Count how many lines of the data below contain the string "Trash"; the reply should be that number alone.

Start of Entries provided

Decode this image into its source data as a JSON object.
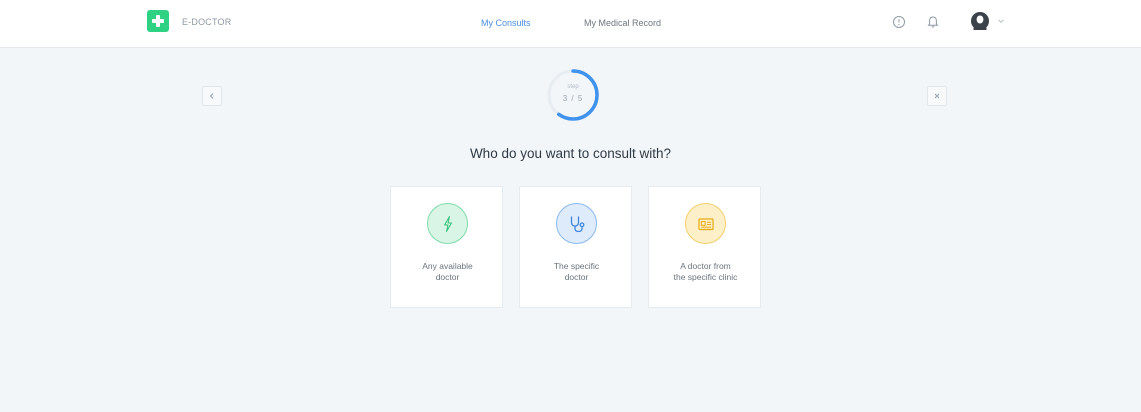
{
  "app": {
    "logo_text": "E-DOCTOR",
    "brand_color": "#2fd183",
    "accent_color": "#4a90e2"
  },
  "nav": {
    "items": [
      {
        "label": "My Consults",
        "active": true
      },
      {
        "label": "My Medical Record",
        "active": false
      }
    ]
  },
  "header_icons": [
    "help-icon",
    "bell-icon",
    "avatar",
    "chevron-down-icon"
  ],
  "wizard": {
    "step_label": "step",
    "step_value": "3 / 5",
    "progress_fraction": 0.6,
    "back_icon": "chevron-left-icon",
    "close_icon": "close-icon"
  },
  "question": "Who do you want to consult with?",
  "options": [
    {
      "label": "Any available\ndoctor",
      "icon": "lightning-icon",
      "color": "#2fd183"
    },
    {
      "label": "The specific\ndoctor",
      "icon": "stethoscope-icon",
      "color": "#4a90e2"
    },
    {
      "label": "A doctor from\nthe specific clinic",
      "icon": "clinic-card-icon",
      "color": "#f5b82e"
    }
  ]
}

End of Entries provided
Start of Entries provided

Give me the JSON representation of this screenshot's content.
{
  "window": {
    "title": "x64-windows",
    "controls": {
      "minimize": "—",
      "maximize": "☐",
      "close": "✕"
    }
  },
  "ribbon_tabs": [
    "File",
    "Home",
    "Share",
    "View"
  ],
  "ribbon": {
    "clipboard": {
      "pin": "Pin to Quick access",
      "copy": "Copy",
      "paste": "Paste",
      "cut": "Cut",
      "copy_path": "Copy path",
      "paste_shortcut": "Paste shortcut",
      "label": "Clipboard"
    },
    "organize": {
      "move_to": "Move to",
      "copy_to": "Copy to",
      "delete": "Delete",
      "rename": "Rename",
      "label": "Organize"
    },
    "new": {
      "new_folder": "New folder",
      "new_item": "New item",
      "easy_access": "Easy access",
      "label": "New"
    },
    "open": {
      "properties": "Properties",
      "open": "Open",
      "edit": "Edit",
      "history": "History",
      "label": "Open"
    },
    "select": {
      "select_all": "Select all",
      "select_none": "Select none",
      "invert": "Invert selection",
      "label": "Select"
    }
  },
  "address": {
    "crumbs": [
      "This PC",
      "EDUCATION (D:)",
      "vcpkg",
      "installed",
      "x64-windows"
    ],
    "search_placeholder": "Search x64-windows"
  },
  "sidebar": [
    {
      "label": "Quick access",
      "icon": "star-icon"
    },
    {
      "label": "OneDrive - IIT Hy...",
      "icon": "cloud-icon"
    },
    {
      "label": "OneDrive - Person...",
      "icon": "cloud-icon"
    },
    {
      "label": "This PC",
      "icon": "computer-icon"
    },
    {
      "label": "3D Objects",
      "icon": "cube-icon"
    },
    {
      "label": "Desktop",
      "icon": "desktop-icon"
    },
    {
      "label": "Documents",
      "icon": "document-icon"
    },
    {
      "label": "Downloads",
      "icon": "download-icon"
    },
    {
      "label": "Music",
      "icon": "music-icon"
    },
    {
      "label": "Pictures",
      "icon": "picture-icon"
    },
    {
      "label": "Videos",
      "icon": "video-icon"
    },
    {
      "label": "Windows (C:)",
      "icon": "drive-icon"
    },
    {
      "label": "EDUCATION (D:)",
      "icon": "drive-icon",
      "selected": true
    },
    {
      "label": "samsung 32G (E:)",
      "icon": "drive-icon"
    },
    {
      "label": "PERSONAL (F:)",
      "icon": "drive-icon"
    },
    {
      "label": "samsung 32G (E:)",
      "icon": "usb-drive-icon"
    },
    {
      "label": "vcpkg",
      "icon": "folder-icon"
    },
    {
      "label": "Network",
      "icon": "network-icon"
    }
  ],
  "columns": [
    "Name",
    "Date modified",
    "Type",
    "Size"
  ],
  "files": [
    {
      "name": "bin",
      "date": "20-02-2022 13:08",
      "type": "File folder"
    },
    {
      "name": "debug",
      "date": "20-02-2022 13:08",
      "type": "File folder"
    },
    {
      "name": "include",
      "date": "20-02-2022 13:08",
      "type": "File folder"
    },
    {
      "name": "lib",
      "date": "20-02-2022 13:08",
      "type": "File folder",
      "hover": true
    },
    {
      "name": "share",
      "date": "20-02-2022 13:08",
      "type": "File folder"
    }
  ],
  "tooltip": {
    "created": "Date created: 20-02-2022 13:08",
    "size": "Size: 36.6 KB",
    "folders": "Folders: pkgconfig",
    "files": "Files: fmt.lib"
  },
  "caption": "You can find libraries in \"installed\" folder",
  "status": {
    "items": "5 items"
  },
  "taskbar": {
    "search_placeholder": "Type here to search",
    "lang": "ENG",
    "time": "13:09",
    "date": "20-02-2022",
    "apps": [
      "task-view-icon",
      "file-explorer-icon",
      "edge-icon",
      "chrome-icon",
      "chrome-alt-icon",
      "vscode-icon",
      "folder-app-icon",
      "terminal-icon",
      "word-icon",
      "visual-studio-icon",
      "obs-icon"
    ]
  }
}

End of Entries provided
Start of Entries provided

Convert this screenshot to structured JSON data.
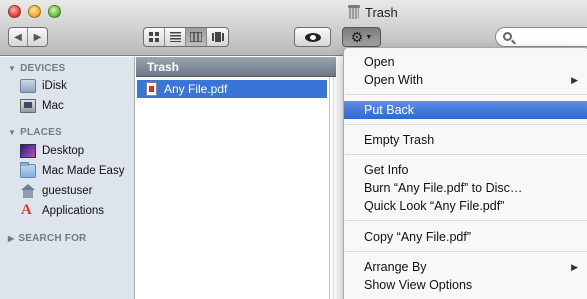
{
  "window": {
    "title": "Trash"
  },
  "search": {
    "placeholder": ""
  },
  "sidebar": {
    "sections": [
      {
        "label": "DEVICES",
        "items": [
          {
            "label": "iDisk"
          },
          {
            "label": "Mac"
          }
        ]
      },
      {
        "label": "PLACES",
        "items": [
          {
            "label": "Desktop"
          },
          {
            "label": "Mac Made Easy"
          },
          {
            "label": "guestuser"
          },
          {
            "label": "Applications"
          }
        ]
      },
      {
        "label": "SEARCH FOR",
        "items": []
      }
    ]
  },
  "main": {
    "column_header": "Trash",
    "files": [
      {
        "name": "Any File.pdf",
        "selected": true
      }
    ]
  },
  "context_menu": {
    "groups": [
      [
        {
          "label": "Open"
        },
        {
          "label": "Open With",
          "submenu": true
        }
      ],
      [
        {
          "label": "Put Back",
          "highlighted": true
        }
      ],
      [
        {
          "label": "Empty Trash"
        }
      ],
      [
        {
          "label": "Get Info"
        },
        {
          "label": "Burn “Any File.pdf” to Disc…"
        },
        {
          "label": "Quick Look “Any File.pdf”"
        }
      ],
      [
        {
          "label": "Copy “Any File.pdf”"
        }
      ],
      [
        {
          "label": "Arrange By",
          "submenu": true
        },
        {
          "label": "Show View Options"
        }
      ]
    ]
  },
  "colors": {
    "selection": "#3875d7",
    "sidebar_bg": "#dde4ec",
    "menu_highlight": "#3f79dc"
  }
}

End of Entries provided

**Answer to the problem:**
3